JERUSALEM (Feb. 23)
The Knesset voted 61-51 today to approve the appointment of Moshe Arens as Minister of Defense, succeeding Ariel Sharon who was forced to resign. Arens, Israel’s Ambassador to the U.S., is expected to return from Washington at the end of the week.
The debate today focussed less on Arens than on the man he will replace. Labor Alignment MK Haim Barlev warned that the Likud government would live to regret its decision to allow Sharon to remain in the Cabinet and on two key committees — the Ministerial Defense Committee and the Steering Committee for negotiations with Lebanon.
“When Arens enters the Cabinet and the Defense Ministry, he will have Sharon breathing down his neck on one side and from the other side a Premier who came out as he did from the Kahan report,” Barlev said.
He was referring to the report of the commission of inquiry into the Beirut refugee camps massacre, headed by Justice Yitzhak Kahan, President of the Supreme Court, which called for Sharon’s dismissal and faulted Begin for distancing himself from the events in Beirut, though it did not recommend that he resign.
SAYS HARDLINE POLICIES WILL REMAIN
Barlev conceded that Arens’ appointment would bring a “more balanced, more humane person” into the Defense Ministry. But it would not change the Likud government’s hardline policies, he said.
Victor Shemtov of Mapam said Sharon left Israel to deal with a series of crises in the Middle East and the danger of a new confrontation with Syria. He was also critical of a statement by Arens yesterday that Israel should consider preemptive bombing of Soviet SAM-5 missiles reportedly deployed in Syria.
Likud MK Ariel Weinstein defended the retention of Sharon in the Cabinet and on two of its most important committees. He said there was no reason to fear that the Israel army would get orders from any civilian elements apart from the Defense Ministry.
ROSENNE’S CAREER IN THE DIPLOMATIC SERVICE
Israel Radio reported today that Arens will be replaced in Washington by veteran diplomat Meir Rosenne, currently Israel’s Ambassador to France. Rosenne served as legal advisor to the Israeli delegation at the Camp David negotiations in 1978. By sending him to Washington, Begin would demonstrate the importance Israel attaches to the Camp David accords observers here said.
Rosenne was born in lasi, Rumania, in 1931. A lawyer by profession, he received his PhD in international law at the Sorbonne in 1957. A veteran in the Foreign Ministry, he was Consul General in New York City from 1961 to 1967, was a member of the Israel Embassy in Paris from 1957 to 1960, and served on various United Nations committees as Israel’s delegate.

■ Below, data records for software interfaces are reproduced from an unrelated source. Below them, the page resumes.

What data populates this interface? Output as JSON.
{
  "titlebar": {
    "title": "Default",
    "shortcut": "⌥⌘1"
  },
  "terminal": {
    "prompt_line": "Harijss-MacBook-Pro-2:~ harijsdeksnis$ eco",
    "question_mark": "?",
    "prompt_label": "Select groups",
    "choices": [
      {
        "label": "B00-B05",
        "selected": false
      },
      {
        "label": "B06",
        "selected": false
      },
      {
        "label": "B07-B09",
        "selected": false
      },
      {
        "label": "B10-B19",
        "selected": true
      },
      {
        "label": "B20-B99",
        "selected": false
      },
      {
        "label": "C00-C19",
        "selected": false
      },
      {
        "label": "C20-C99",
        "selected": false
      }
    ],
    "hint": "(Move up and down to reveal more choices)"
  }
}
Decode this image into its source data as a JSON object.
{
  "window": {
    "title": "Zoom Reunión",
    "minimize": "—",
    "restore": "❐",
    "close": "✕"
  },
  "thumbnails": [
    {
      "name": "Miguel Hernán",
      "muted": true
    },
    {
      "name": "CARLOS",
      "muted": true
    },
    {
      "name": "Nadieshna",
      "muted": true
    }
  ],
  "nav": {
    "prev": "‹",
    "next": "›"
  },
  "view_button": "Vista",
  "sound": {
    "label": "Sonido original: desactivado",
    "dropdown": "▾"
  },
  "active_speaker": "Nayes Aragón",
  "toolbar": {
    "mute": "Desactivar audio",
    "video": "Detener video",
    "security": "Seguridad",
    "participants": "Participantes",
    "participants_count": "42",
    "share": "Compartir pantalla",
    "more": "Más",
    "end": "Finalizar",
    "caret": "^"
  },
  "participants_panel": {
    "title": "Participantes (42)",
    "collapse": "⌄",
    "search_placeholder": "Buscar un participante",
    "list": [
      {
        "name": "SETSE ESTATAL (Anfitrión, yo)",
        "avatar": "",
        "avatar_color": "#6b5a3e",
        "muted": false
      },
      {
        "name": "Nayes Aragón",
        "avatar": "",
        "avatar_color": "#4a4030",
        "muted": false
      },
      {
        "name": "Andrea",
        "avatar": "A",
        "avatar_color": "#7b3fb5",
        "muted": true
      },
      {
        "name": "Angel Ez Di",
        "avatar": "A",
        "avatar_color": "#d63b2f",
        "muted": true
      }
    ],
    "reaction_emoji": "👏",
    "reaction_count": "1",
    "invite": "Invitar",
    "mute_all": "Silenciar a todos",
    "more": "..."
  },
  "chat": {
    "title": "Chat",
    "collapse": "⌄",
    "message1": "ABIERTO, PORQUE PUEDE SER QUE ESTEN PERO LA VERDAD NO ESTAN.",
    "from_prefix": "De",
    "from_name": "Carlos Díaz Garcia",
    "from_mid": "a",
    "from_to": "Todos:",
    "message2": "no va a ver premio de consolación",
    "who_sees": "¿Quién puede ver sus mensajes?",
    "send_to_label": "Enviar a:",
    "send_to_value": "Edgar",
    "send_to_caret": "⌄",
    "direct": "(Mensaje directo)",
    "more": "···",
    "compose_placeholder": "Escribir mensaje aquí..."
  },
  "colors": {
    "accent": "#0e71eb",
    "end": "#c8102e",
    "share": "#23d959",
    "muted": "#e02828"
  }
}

Rosenne was also a senior lecturer of international law at the Hebrew University, served as a legal advisor in the Foreign Ministry during which time he assisted the Israeli delegation at Camp David, and three years ago was appointed Ambassador to France. He is married and is the father of two daughters.